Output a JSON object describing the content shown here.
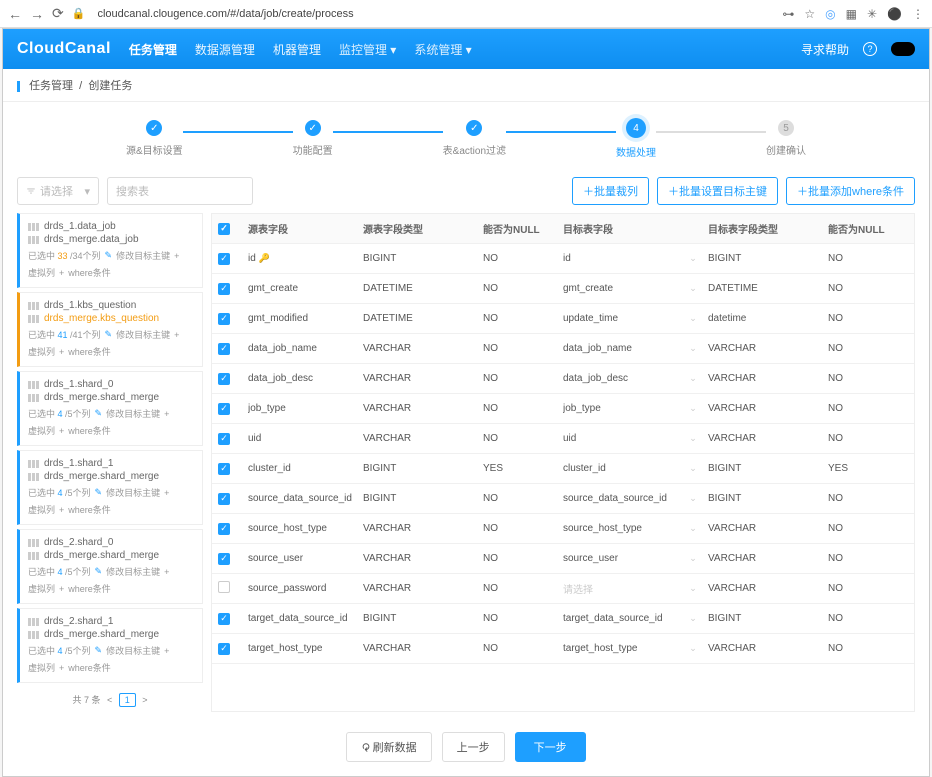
{
  "browser": {
    "url": "cloudcanal.clougence.com/#/data/job/create/process",
    "star": "☆"
  },
  "header": {
    "logo1": "Cloud",
    "logo2": "Canal",
    "nav": [
      "任务管理",
      "数据源管理",
      "机器管理",
      "监控管理",
      "系统管理"
    ],
    "help": "寻求帮助",
    "q": "?"
  },
  "crumb": {
    "a": "任务管理",
    "b": "创建任务"
  },
  "steps": [
    {
      "label": "源&目标设置",
      "check": "✓"
    },
    {
      "label": "功能配置",
      "check": "✓"
    },
    {
      "label": "表&action过滤",
      "check": "✓"
    },
    {
      "label": "数据处理",
      "check": "4"
    },
    {
      "label": "创建确认",
      "check": "5"
    }
  ],
  "toolbar": {
    "select_ph": "请选择",
    "search_ph": "搜索表",
    "btn1": "＋批量裁列",
    "btn2": "＋批量设置目标主键",
    "btn3": "＋批量添加where条件"
  },
  "side": {
    "cards": [
      {
        "t1": "drds_1.data_job",
        "t2": "drds_merge.data_job",
        "sel": "已选中",
        "c1": "33",
        "c2": "/34个列",
        "act1": "修改目标主键",
        "act2": "虚拟列",
        "act3": "where条件",
        "hot": false
      },
      {
        "t1": "drds_1.kbs_question",
        "t2": "drds_merge.kbs_question",
        "sel": "已选中",
        "c1": "41",
        "c2": "/41个列",
        "act1": "修改目标主键",
        "act2": "虚拟列",
        "act3": "where条件",
        "hot": true
      },
      {
        "t1": "drds_1.shard_0",
        "t2": "drds_merge.shard_merge",
        "sel": "已选中",
        "c1": "4",
        "c2": "/5个列",
        "act1": "修改目标主键",
        "act2": "虚拟列",
        "act3": "where条件",
        "hot": false
      },
      {
        "t1": "drds_1.shard_1",
        "t2": "drds_merge.shard_merge",
        "sel": "已选中",
        "c1": "4",
        "c2": "/5个列",
        "act1": "修改目标主键",
        "act2": "虚拟列",
        "act3": "where条件",
        "hot": false
      },
      {
        "t1": "drds_2.shard_0",
        "t2": "drds_merge.shard_merge",
        "sel": "已选中",
        "c1": "4",
        "c2": "/5个列",
        "act1": "修改目标主键",
        "act2": "虚拟列",
        "act3": "where条件",
        "hot": false
      },
      {
        "t1": "drds_2.shard_1",
        "t2": "drds_merge.shard_merge",
        "sel": "已选中",
        "c1": "4",
        "c2": "/5个列",
        "act1": "修改目标主键",
        "act2": "虚拟列",
        "act3": "where条件",
        "hot": false
      }
    ],
    "pager": {
      "total": "共 7 条",
      "p1": "<",
      "p2": "1",
      "p3": ">"
    }
  },
  "grid": {
    "head": {
      "c1": "源表字段",
      "c2": "源表字段类型",
      "c3": "能否为NULL",
      "c4": "目标表字段",
      "c5": "目标表字段类型",
      "c6": "能否为NULL"
    },
    "rows": [
      {
        "chk": true,
        "src": "id",
        "key": true,
        "stype": "BIGINT",
        "snull": "NO",
        "tgt": "id",
        "ttype": "BIGINT",
        "tnull": "NO"
      },
      {
        "chk": true,
        "src": "gmt_create",
        "stype": "DATETIME",
        "snull": "NO",
        "tgt": "gmt_create",
        "ttype": "DATETIME",
        "tnull": "NO"
      },
      {
        "chk": true,
        "src": "gmt_modified",
        "stype": "DATETIME",
        "snull": "NO",
        "tgt": "update_time",
        "ttype": "datetime",
        "tnull": "NO"
      },
      {
        "chk": true,
        "src": "data_job_name",
        "stype": "VARCHAR",
        "snull": "NO",
        "tgt": "data_job_name",
        "ttype": "VARCHAR",
        "tnull": "NO"
      },
      {
        "chk": true,
        "src": "data_job_desc",
        "stype": "VARCHAR",
        "snull": "NO",
        "tgt": "data_job_desc",
        "ttype": "VARCHAR",
        "tnull": "NO"
      },
      {
        "chk": true,
        "src": "job_type",
        "stype": "VARCHAR",
        "snull": "NO",
        "tgt": "job_type",
        "ttype": "VARCHAR",
        "tnull": "NO"
      },
      {
        "chk": true,
        "src": "uid",
        "stype": "VARCHAR",
        "snull": "NO",
        "tgt": "uid",
        "ttype": "VARCHAR",
        "tnull": "NO"
      },
      {
        "chk": true,
        "src": "cluster_id",
        "stype": "BIGINT",
        "snull": "YES",
        "tgt": "cluster_id",
        "ttype": "BIGINT",
        "tnull": "YES"
      },
      {
        "chk": true,
        "src": "source_data_source_id",
        "stype": "BIGINT",
        "snull": "NO",
        "tgt": "source_data_source_id",
        "ttype": "BIGINT",
        "tnull": "NO"
      },
      {
        "chk": true,
        "src": "source_host_type",
        "stype": "VARCHAR",
        "snull": "NO",
        "tgt": "source_host_type",
        "ttype": "VARCHAR",
        "tnull": "NO"
      },
      {
        "chk": true,
        "src": "source_user",
        "stype": "VARCHAR",
        "snull": "NO",
        "tgt": "source_user",
        "ttype": "VARCHAR",
        "tnull": "NO"
      },
      {
        "chk": false,
        "src": "source_password",
        "stype": "VARCHAR",
        "snull": "NO",
        "tgt_ph": "请选择",
        "ttype": "VARCHAR",
        "tnull": "NO"
      },
      {
        "chk": true,
        "src": "target_data_source_id",
        "stype": "BIGINT",
        "snull": "NO",
        "tgt": "target_data_source_id",
        "ttype": "BIGINT",
        "tnull": "NO"
      },
      {
        "chk": true,
        "src": "target_host_type",
        "stype": "VARCHAR",
        "snull": "NO",
        "tgt": "target_host_type",
        "ttype": "VARCHAR",
        "tnull": "NO"
      }
    ]
  },
  "footer": {
    "refresh": "刷新数据",
    "prev": "上一步",
    "next": "下一步"
  }
}
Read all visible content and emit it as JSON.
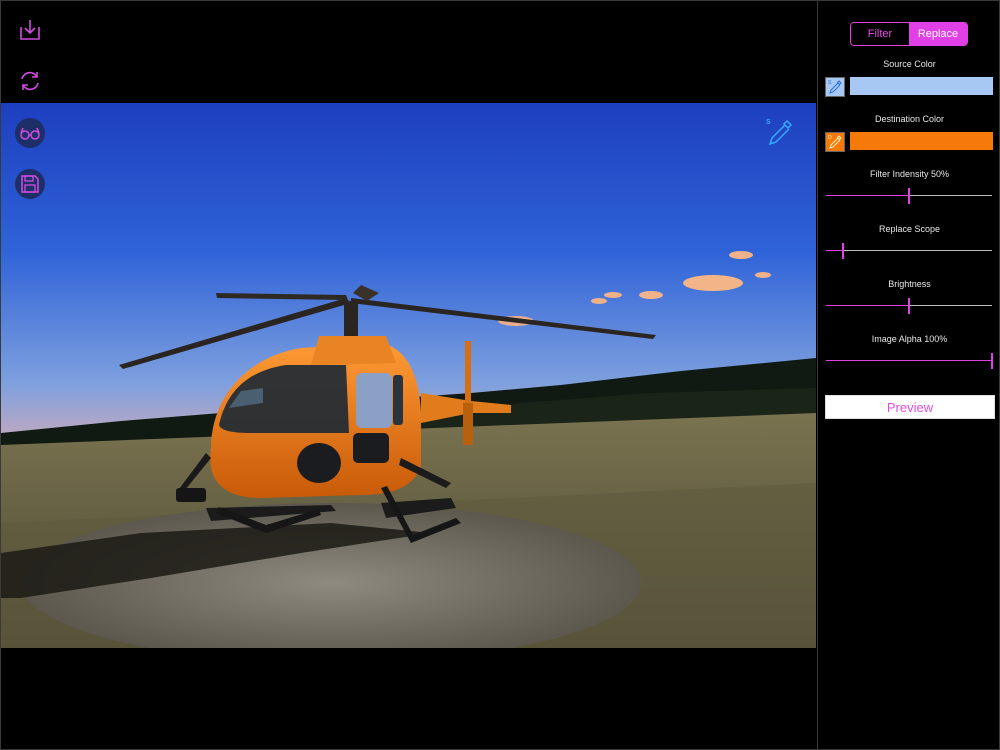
{
  "toolbar": {
    "icons": [
      "download-icon",
      "refresh-icon",
      "glasses-icon",
      "save-icon"
    ]
  },
  "overlay": {
    "picker_badge": "S"
  },
  "panel": {
    "segments": [
      {
        "label": "Filter",
        "selected": false
      },
      {
        "label": "Replace",
        "selected": true
      }
    ],
    "source_color_label": "Source Color",
    "source_color": "#a8c8f4",
    "source_picker_badge": "S",
    "destination_color_label": "Destination Color",
    "destination_color": "#f57a0a",
    "destination_picker_badge": "D",
    "filter_intensity_label": "Filter Indensity 50%",
    "filter_intensity": 0.5,
    "replace_scope_label": "Replace Scope",
    "replace_scope": 0.1,
    "brightness_label": "Brightness",
    "brightness": 0.5,
    "image_alpha_label": "Image Alpha 100%",
    "image_alpha": 1.0,
    "preview_label": "Preview"
  },
  "colors": {
    "accent": "#e040e6",
    "tool_icon": "#d04ce0",
    "round_button_bg": "#1e2e66",
    "picker_blue": "#3aa8ff"
  }
}
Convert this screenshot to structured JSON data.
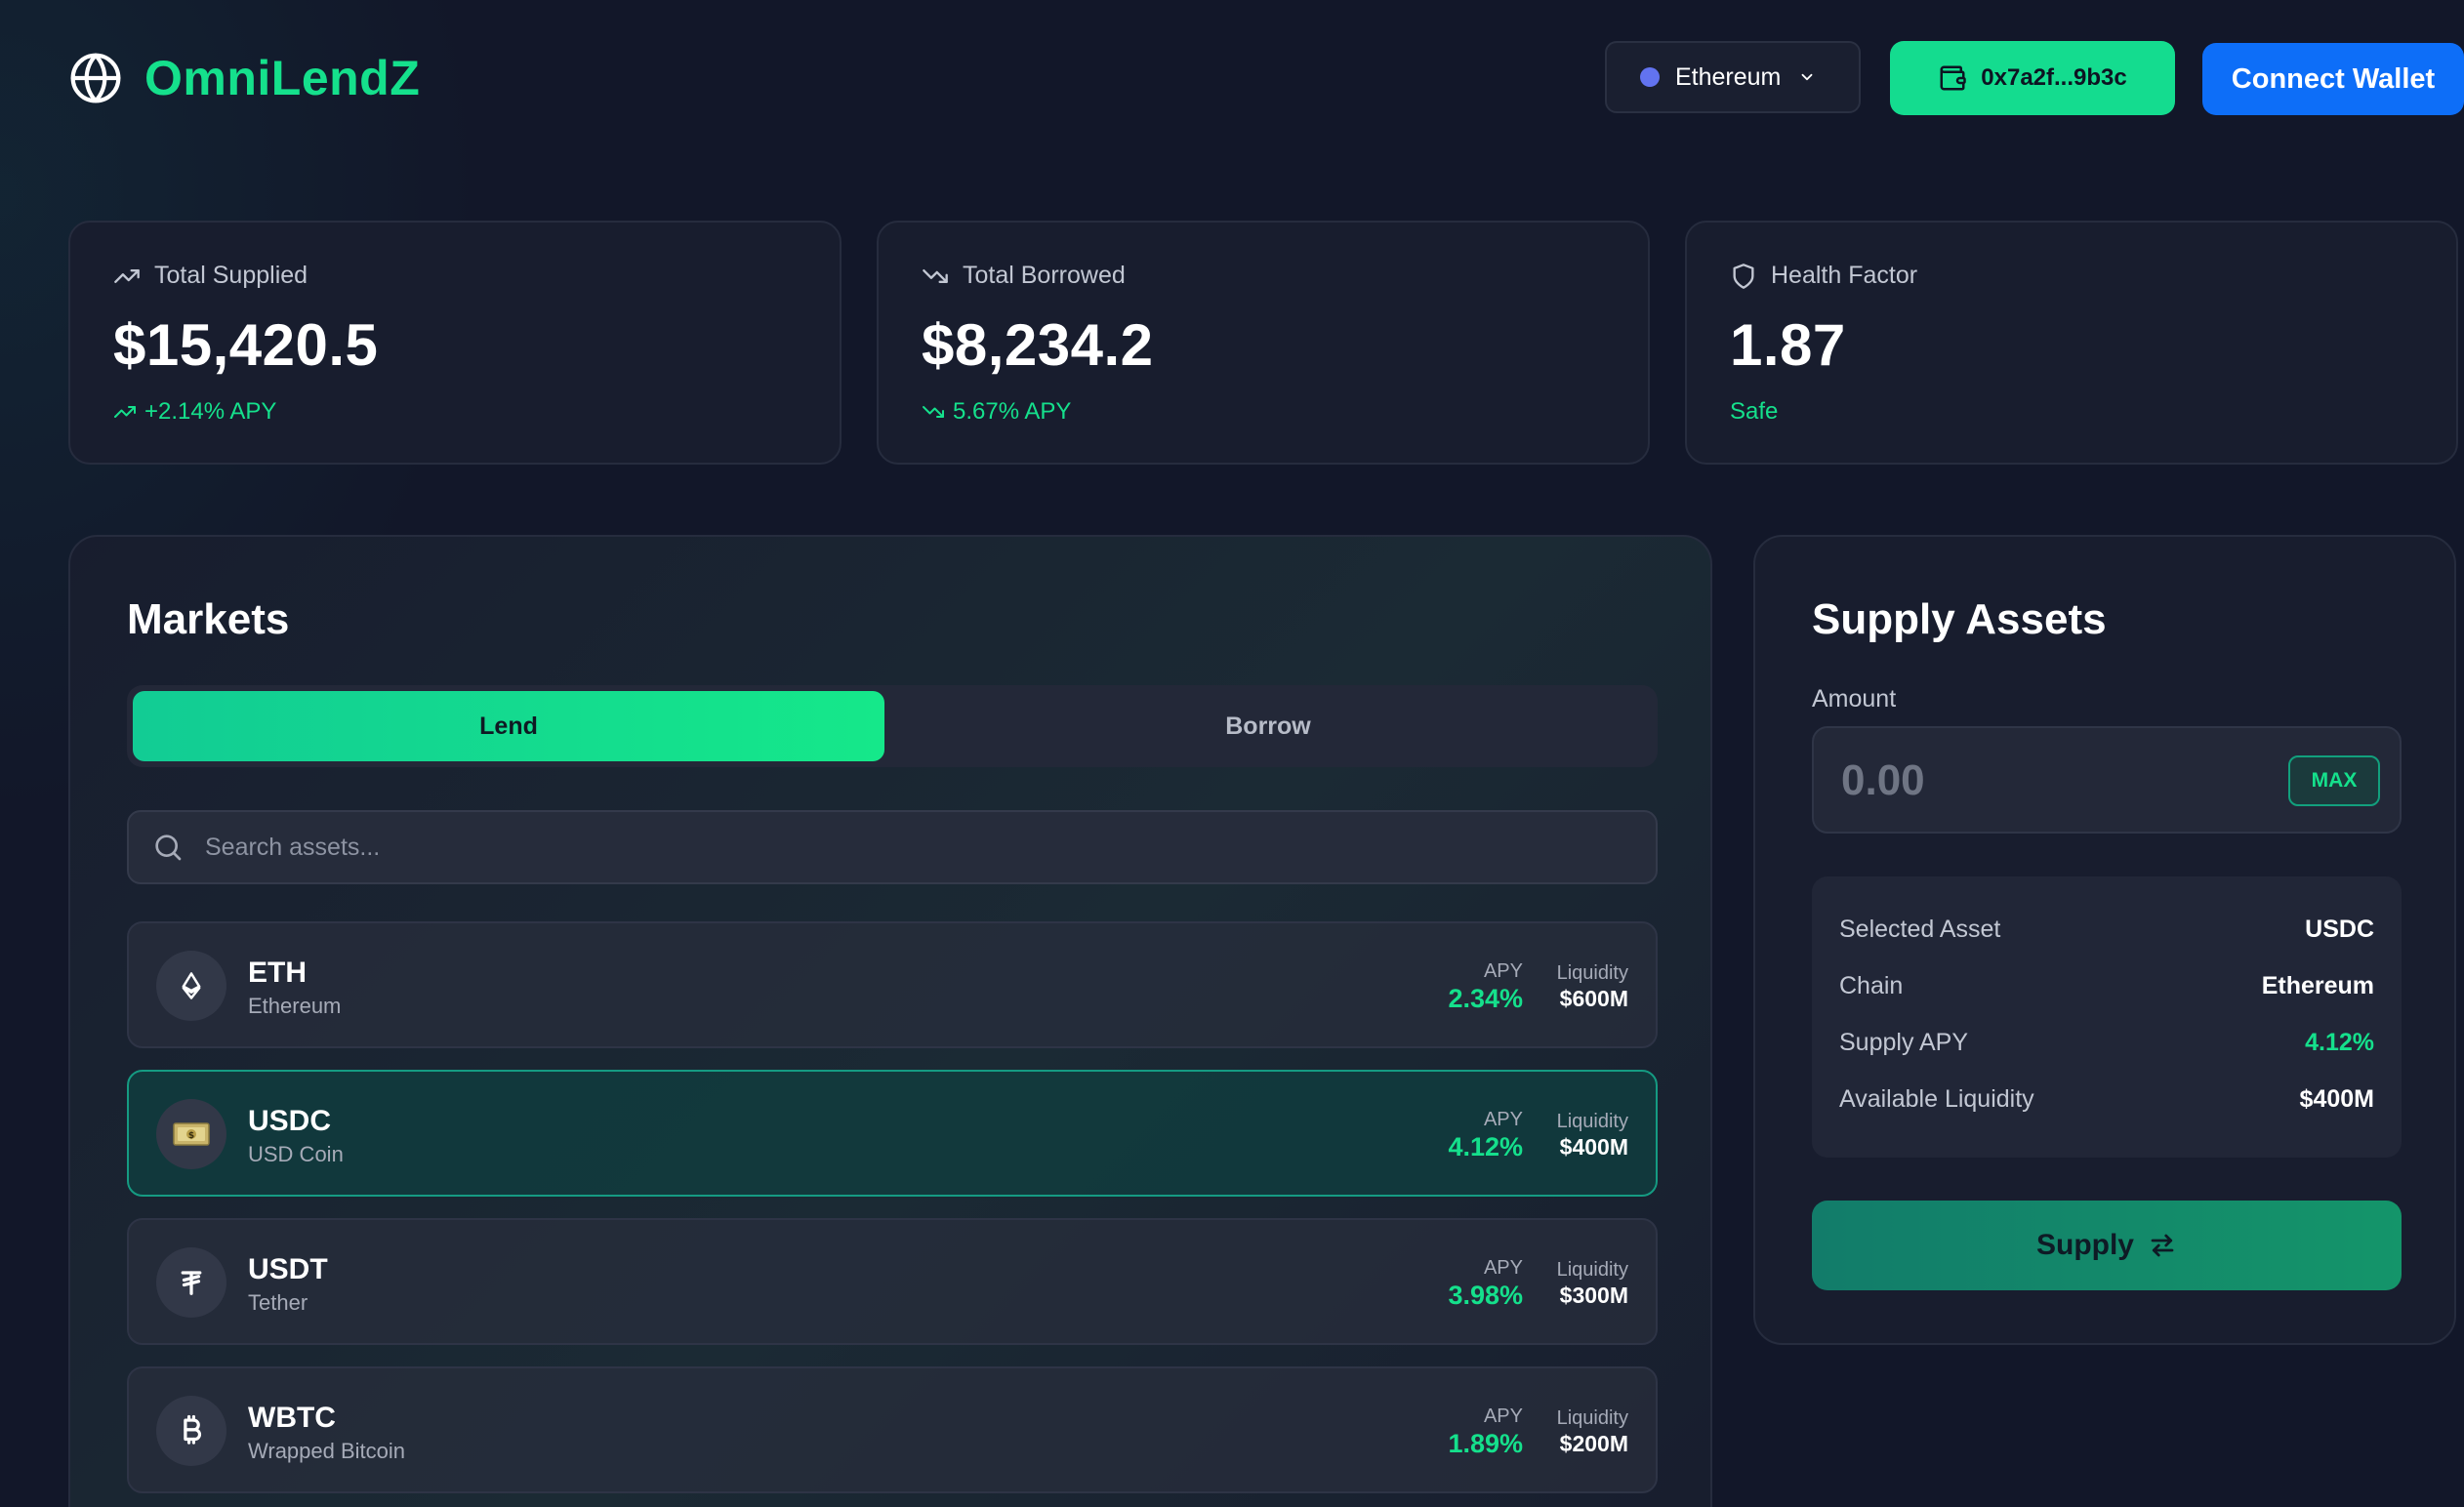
{
  "brand": {
    "name": "OmniLendZ",
    "logo_icon": "globe-icon"
  },
  "header": {
    "network": "Ethereum",
    "network_color": "#6273f0",
    "address": "0x7a2f...9b3c",
    "connect_label": "Connect Wallet"
  },
  "stats": [
    {
      "label": "Total Supplied",
      "value": "$15,420.5",
      "sub": "+2.14% APY",
      "icon": "trending-up-icon"
    },
    {
      "label": "Total Borrowed",
      "value": "$8,234.2",
      "sub": "5.67% APY",
      "icon": "trending-down-icon"
    },
    {
      "label": "Health Factor",
      "value": "1.87",
      "sub": "Safe",
      "icon": "shield-icon"
    }
  ],
  "markets": {
    "title": "Markets",
    "tabs": {
      "lend": "Lend",
      "borrow": "Borrow",
      "active": "Lend"
    },
    "search_placeholder": "Search assets...",
    "apy_label": "APY",
    "liquidity_label": "Liquidity",
    "assets": [
      {
        "symbol": "ETH",
        "name": "Ethereum",
        "apy": "2.34%",
        "liquidity": "$600M",
        "icon": "ethereum-icon"
      },
      {
        "symbol": "USDC",
        "name": "USD Coin",
        "apy": "4.12%",
        "liquidity": "$400M",
        "icon": "dollar-bill-icon",
        "selected": true
      },
      {
        "symbol": "USDT",
        "name": "Tether",
        "apy": "3.98%",
        "liquidity": "$300M",
        "icon": "tether-icon"
      },
      {
        "symbol": "WBTC",
        "name": "Wrapped Bitcoin",
        "apy": "1.89%",
        "liquidity": "$200M",
        "icon": "bitcoin-icon"
      }
    ]
  },
  "supply": {
    "title": "Supply Assets",
    "amount_label": "Amount",
    "amount_placeholder": "0.00",
    "max_label": "MAX",
    "details": [
      {
        "key": "Selected Asset",
        "value": "USDC"
      },
      {
        "key": "Chain",
        "value": "Ethereum"
      },
      {
        "key": "Supply APY",
        "value": "4.12%"
      },
      {
        "key": "Available Liquidity",
        "value": "$400M"
      }
    ],
    "button_label": "Supply"
  },
  "colors": {
    "accent": "#15e08c",
    "primary_blue": "#0d6ef8",
    "background": "#121729"
  }
}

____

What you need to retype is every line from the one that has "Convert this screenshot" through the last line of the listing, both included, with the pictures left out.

Convert this screenshot to structured JSON data.
{
  "brand": {
    "name": "OmniLendZ",
    "logo_icon": "globe-icon"
  },
  "header": {
    "network": "Ethereum",
    "network_color": "#6273f0",
    "address": "0x7a2f...9b3c",
    "connect_label": "Connect Wallet"
  },
  "stats": [
    {
      "label": "Total Supplied",
      "value": "$15,420.5",
      "sub": "+2.14% APY",
      "icon": "trending-up-icon"
    },
    {
      "label": "Total Borrowed",
      "value": "$8,234.2",
      "sub": "5.67% APY",
      "icon": "trending-down-icon"
    },
    {
      "label": "Health Factor",
      "value": "1.87",
      "sub": "Safe",
      "icon": "shield-icon"
    }
  ],
  "markets": {
    "title": "Markets",
    "tabs": {
      "lend": "Lend",
      "borrow": "Borrow",
      "active": "Lend"
    },
    "search_placeholder": "Search assets...",
    "apy_label": "APY",
    "liquidity_label": "Liquidity",
    "assets": [
      {
        "symbol": "ETH",
        "name": "Ethereum",
        "apy": "2.34%",
        "liquidity": "$600M",
        "icon": "ethereum-icon"
      },
      {
        "symbol": "USDC",
        "name": "USD Coin",
        "apy": "4.12%",
        "liquidity": "$400M",
        "icon": "dollar-bill-icon",
        "selected": true
      },
      {
        "symbol": "USDT",
        "name": "Tether",
        "apy": "3.98%",
        "liquidity": "$300M",
        "icon": "tether-icon"
      },
      {
        "symbol": "WBTC",
        "name": "Wrapped Bitcoin",
        "apy": "1.89%",
        "liquidity": "$200M",
        "icon": "bitcoin-icon"
      }
    ]
  },
  "supply": {
    "title": "Supply Assets",
    "amount_label": "Amount",
    "amount_placeholder": "0.00",
    "max_label": "MAX",
    "details": [
      {
        "key": "Selected Asset",
        "value": "USDC"
      },
      {
        "key": "Chain",
        "value": "Ethereum"
      },
      {
        "key": "Supply APY",
        "value": "4.12%"
      },
      {
        "key": "Available Liquidity",
        "value": "$400M"
      }
    ],
    "button_label": "Supply"
  },
  "colors": {
    "accent": "#15e08c",
    "primary_blue": "#0d6ef8",
    "background": "#121729"
  }
}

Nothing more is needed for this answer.